Manila's troubled peace
THIS week's tragic shooting and public disturbance in the Philippines must not be allowed to undercut President Corazon Aquino's bid for national reconciliation. Not surprisingly, some critics of the government are eager to exploit the incident for political gain. Mrs. Aquino correctly expressed her deep regret for the disturbance and called for a full investigation. At least a dozen demonstrators demanding land reform were reported killed by government forces, and scores were injured, as protesters sought to break through security cordons near the presidential palace.
For Aquino, the shooting incident marks the first time that government forces have fired on protesters since her taking control of the government early last year. It comes at a particularly difficult moment. Government representatives have been meeting with officials of the communist insurgent movement in a cease-fire that is supposed to expire Feb. 6. The cease-fire has been a continuing objective of Aquino, despite her coming under intense criticism from many military officers for going ahead with the peace talks. Moreover, a number of leftists have also sought to scuttle the talks - contending that the government must show positive movement on such issues as land reform, elimination of US military bases, and inclusion of dissidents in the Cabinet before actual talks are possible. As of this writing, the two sides have suspended talks indefinitely, following the shooting, although the rebels say they will continue to observe the cease-fire.

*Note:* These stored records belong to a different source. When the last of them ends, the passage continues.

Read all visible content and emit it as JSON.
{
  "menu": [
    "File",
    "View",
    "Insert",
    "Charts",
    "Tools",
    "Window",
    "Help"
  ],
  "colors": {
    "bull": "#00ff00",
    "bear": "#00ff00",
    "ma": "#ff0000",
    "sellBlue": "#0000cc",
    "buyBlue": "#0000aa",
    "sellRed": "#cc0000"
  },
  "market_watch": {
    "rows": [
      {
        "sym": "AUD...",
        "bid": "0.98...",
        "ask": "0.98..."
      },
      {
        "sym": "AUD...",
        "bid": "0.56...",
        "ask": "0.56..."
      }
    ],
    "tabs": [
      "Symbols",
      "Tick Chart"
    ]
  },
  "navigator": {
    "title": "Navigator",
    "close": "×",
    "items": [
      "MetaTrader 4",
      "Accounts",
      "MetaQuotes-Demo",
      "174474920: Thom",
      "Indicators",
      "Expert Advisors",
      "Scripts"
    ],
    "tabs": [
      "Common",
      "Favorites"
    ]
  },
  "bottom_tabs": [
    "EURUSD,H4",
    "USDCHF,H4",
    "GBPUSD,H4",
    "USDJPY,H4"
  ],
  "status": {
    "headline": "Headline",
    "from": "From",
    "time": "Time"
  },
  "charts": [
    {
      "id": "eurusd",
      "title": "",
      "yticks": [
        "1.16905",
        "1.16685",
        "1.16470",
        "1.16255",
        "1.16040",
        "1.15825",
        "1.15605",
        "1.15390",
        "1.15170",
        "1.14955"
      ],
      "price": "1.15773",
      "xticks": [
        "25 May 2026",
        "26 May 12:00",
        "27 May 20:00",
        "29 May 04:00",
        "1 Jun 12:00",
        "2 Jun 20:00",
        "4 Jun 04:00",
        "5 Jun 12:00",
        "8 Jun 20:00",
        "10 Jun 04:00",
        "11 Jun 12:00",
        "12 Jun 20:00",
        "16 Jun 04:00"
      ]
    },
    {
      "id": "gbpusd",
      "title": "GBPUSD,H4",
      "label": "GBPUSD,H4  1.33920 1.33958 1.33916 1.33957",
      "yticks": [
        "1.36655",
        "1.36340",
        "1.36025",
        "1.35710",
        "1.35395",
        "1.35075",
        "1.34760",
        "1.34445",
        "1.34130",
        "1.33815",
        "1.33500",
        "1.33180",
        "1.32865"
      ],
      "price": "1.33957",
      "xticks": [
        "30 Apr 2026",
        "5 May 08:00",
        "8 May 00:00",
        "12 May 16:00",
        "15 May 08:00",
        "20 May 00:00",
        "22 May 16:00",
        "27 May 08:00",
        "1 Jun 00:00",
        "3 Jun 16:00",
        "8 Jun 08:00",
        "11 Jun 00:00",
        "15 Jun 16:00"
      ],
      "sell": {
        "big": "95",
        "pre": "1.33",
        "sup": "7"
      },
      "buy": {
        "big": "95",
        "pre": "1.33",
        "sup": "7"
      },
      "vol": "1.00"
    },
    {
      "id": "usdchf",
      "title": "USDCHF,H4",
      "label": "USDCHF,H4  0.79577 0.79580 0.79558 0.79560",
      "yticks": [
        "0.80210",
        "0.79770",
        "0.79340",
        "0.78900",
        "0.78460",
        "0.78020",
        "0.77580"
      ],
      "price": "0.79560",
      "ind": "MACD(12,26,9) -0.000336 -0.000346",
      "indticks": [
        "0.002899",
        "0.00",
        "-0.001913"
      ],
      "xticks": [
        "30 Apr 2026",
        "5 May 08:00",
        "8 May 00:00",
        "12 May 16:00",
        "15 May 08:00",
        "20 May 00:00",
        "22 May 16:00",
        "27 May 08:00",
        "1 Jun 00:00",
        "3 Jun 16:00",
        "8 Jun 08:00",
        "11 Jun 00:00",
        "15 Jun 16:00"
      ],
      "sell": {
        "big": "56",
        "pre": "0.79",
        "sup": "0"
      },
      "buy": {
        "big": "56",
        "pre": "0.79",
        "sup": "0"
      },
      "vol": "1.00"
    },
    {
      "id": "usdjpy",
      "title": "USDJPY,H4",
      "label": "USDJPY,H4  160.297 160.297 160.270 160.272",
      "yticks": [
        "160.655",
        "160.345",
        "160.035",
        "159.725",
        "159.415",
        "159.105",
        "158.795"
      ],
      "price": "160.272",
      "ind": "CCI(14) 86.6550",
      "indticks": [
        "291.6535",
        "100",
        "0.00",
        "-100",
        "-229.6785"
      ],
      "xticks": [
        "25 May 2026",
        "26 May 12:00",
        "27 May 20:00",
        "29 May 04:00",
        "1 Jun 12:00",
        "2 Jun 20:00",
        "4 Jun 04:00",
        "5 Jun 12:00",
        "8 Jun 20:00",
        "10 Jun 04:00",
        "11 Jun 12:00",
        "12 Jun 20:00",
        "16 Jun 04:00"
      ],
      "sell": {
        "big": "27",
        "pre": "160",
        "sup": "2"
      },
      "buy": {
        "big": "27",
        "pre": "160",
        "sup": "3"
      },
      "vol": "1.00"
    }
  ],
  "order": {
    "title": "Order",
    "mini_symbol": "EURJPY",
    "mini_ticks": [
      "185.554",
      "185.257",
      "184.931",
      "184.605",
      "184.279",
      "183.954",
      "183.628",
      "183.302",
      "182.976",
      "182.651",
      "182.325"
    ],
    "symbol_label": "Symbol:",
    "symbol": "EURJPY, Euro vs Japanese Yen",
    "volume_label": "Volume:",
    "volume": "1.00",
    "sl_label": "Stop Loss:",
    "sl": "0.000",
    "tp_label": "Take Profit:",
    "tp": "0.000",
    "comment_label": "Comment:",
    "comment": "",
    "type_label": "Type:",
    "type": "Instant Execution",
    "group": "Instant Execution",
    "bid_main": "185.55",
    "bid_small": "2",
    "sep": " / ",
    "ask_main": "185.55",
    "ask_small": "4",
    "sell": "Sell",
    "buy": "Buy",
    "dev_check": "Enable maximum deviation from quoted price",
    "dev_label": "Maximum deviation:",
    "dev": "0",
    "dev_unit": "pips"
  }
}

Unfortunate as it may be, this week's disturbance need not be an insurmountable setback. Aquino has repeatedly shown her ability to turn a difficult situation into a plus. To her credit, she is still taking the political offensive. On Feb. 2 voters will be asked to approve a new constitution. Moreover, she is seeking to attract more foreign capital to the Philippines.
The economic challenge is her toughest test. The Philippines, which was the second most prosperous nation in East Asia only two decades ago (behind Japan), before the Marcos regime drained the national Treasury, is now one of the poorest. There was a slight upward turn last year - with the economy growing a minuscule 0.13 percent, compared with declines of close to 10 percent over the two previous years. The flight of capital out of the country has stopped. Inflation has also been checked.
Still, unemployment remains high. Servicing the nation's $27 billion foreign debt eats up assets needed for internal reform. Many foreign companies remain skeptical about investing in the Philippines.
The Reagan administration should step up its support for Aquino and the Philippines - in terms of economic assistance, as well as verbal support for Manila. Washington could also help persuade foreign bankers to adjust debt schedules.
Aquino's threefold reconciliation program - the cease-fire, seeking a new constitution, and rebuilding the economy - is on target. Washington must do all that it can to ensure that the Philippines remains on this road of progress.